A panel being set up by County Executive Isiah Leggett (D) to examine how to pay for services provided by Montgomery County's municipalities and the county government is likely to consider a new system of paying for the county's regional park system.

The panel will begin meeting within the next several weeks and will be expected to make recommendations by the end of the year, said Timothy Firestine, the county's chief administrative officer. The panel's members are expected to come from various county departments as well as the two largest cities, Gaithersburg and Rockville.

The regional park system has been losing income in recent years as the cities began annexing property from the county's unincorporated areas, with County Council permission, and then taxed those residents for city-run parks. The side effect was to decrease the tax base for the county's Department of Park and Planning.

Delegates and state senators representing Gaithersburg and Rockville have expressed concern that the county might try to tax city residents to help pay for the regional park system, which includes large parks in Cabin John, Wheaton and Germantown.

Firestine said that there probably would not be a new tax but that there could be a change in the way the cities pay the county for services, depending on what the task force recommends.

Residents of the county's unincorporated areas pay a special tax to help subsidize neighborhood and regional parks run by the county parks department. Montgomery County has a multi-layered system of parks and local government, with some parks run by the cities and others run by the parks agency, which reports to the County Council and is governed by a bi-county commission shared with neighboring Prince George's County.

Current law bars the county from collecting a parks tax from residents who live inside city boundaries set by 1965. But it allows the county to collect from annexed sections of cities, even though the county has not done that.

Early this month, Montgomery's House delegation in the General Assembly unanimously approved a bill that would bar the county from collecting a parks tax from city residents. It was sponsored by lawmakers from District 17, which includes Gaithersburg and Rockville, and could affect about 21,000 taxpayers in those cities.
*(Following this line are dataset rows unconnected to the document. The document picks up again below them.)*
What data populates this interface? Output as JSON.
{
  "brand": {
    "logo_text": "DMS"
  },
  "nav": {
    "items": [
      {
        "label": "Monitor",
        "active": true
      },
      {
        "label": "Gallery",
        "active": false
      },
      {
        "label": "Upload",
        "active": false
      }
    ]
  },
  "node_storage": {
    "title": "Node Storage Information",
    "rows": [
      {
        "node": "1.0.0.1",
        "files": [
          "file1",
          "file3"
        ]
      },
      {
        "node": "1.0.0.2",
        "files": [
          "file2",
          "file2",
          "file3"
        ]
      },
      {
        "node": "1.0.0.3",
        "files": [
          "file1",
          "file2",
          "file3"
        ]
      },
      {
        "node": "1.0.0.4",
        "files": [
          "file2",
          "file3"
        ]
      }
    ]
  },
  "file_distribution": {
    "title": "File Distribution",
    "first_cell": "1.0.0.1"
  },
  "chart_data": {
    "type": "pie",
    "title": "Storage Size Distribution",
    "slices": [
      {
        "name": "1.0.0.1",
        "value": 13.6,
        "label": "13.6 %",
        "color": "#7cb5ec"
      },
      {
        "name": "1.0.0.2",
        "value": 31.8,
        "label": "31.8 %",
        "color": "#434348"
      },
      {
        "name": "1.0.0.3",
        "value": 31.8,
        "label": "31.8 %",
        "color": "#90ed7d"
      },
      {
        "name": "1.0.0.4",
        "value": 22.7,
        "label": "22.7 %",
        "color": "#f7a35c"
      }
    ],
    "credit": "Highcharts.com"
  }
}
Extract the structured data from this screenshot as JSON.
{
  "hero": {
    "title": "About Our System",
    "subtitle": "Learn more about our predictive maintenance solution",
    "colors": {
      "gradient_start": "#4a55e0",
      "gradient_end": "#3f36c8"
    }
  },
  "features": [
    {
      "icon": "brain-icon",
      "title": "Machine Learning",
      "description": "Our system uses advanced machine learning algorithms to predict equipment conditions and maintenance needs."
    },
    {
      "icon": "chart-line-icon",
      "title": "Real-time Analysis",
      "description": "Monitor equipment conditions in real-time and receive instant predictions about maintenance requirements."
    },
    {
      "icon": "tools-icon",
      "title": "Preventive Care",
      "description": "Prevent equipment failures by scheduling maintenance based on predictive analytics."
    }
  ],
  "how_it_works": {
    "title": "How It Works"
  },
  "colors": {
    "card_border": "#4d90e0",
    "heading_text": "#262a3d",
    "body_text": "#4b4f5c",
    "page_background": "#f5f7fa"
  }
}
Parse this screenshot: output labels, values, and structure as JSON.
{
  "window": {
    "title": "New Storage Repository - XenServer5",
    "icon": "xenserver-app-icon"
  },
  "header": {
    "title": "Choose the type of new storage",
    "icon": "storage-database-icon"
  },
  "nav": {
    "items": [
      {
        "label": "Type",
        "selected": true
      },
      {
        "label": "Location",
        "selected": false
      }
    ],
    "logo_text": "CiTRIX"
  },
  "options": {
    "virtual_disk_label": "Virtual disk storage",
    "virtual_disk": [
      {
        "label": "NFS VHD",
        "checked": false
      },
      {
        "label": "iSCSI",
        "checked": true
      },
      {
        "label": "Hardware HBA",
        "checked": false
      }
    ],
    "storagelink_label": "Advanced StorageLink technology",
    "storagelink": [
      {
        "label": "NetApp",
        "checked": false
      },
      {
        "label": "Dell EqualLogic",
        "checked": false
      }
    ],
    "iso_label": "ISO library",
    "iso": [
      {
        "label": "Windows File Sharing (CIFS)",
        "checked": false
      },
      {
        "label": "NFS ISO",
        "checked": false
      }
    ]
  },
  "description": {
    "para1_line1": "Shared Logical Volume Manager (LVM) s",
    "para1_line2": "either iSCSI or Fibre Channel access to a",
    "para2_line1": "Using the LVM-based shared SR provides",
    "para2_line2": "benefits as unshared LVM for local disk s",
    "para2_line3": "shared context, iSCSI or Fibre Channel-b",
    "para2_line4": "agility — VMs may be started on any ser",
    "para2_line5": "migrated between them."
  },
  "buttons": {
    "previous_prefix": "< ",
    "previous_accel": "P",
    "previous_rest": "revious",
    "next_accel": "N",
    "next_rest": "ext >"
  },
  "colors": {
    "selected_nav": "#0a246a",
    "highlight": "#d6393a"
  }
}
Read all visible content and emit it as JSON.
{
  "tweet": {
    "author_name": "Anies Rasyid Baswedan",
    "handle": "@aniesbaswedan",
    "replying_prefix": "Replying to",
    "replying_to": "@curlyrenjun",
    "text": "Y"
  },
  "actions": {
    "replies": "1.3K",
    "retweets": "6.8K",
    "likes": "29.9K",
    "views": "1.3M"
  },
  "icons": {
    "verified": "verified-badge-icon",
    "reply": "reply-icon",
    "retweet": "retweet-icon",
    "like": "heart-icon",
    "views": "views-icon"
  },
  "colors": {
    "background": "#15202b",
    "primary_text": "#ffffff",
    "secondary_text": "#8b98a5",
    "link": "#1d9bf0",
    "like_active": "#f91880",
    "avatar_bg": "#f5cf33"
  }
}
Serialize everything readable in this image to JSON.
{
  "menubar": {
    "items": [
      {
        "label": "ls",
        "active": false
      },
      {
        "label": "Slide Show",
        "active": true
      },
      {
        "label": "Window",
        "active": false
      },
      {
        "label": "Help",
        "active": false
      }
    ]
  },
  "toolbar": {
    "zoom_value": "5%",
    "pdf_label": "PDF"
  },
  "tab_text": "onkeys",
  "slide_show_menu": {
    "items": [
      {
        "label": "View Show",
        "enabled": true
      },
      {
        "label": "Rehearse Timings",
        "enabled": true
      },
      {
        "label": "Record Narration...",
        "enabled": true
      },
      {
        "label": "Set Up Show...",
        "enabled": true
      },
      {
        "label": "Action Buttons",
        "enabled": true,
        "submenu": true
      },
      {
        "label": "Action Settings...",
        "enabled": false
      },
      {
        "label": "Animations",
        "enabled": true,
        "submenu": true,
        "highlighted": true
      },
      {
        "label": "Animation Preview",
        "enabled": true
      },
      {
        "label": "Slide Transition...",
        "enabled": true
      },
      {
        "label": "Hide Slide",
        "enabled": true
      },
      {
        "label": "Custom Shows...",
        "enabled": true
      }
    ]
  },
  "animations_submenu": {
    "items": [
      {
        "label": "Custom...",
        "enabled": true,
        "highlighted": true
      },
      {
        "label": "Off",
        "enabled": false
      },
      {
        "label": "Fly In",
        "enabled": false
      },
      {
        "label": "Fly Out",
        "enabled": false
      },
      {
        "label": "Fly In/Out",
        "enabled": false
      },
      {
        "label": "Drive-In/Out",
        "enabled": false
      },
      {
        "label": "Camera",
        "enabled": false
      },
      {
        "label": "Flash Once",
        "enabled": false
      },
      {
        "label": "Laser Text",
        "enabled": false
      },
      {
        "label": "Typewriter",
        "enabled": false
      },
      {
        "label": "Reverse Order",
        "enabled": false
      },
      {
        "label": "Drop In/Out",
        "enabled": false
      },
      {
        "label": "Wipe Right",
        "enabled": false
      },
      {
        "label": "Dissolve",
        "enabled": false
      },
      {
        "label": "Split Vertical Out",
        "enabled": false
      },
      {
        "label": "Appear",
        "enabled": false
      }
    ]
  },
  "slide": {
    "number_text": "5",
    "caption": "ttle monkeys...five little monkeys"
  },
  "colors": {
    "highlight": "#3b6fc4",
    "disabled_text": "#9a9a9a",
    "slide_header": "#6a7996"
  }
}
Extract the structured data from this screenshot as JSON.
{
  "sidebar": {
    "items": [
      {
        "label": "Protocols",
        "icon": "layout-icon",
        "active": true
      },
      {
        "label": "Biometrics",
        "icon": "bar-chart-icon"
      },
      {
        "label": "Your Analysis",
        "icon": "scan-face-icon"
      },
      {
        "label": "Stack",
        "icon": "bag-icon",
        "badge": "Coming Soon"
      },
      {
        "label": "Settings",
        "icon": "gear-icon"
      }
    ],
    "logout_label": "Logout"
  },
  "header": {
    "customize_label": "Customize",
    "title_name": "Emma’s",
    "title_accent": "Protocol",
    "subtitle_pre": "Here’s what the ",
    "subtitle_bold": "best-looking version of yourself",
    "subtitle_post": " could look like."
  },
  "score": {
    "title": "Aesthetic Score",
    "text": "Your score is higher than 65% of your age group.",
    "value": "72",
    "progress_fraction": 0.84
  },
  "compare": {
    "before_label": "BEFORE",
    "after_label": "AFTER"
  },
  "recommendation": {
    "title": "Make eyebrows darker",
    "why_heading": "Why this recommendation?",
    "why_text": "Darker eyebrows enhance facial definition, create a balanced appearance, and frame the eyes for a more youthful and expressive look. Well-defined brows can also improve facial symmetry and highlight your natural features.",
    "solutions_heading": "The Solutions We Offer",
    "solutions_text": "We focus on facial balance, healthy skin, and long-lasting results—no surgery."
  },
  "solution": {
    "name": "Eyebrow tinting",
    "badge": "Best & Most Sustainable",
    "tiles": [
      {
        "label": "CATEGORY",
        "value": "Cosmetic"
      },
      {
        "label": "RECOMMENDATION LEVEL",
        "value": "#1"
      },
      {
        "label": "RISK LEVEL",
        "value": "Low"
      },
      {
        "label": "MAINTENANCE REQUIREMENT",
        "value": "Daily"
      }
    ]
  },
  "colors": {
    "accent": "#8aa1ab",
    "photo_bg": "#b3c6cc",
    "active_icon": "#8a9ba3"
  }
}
The bill is now before the Senate delegation for consideration.

The responsibilities of the cities and the county, and who pays for what, haven't been examined in 10 years, Firestine said.

"We will try to see if there are places where their [city] taxpayers are paying for things they shouldn't have to, and readjust that," said Firestine, adding, "We want to start with a more open discussion . . . a new tax isn't the way to do it because it creates inequities among residents of municipalities."

The county will try to determine who uses regional parks before trying to figure out who should pay, Firestine said. "If regional park usage is heavy by city residents, maybe the city owes the county more than would be collected only from annexed property," he said.

There is no firm estimate of the revenue, but some officials said the tax could be about $200 per household per year.

The issue has roiled some political leaders in the county. District 17 Del. Kumar P. Barve (D) has accused officials of trying to impose a form of double taxation.

County Council President Marilyn Praisner (D-Eastern County) said last week that there are no plans to begin collecting the parks tax anytime soon, and that it is possible the tax may never be imposed. Its fate, she said, is tied to discussions of the task force and to future decisions by Leggett, the council, the cities and other lawmakers.

Praisner also said she was concerned that the bill making its way through the General Assembly would bar the county from ever collecting a regional parks tax.

"We are saying, 'Don't bother now.' . . . Maybe in the future the Metropolitan District Tax will be the vehicle for whatever we agree to, and we don't know what that is at this point," Praisner said. "Nobody is under any risk. We aren't going to collect the tax now."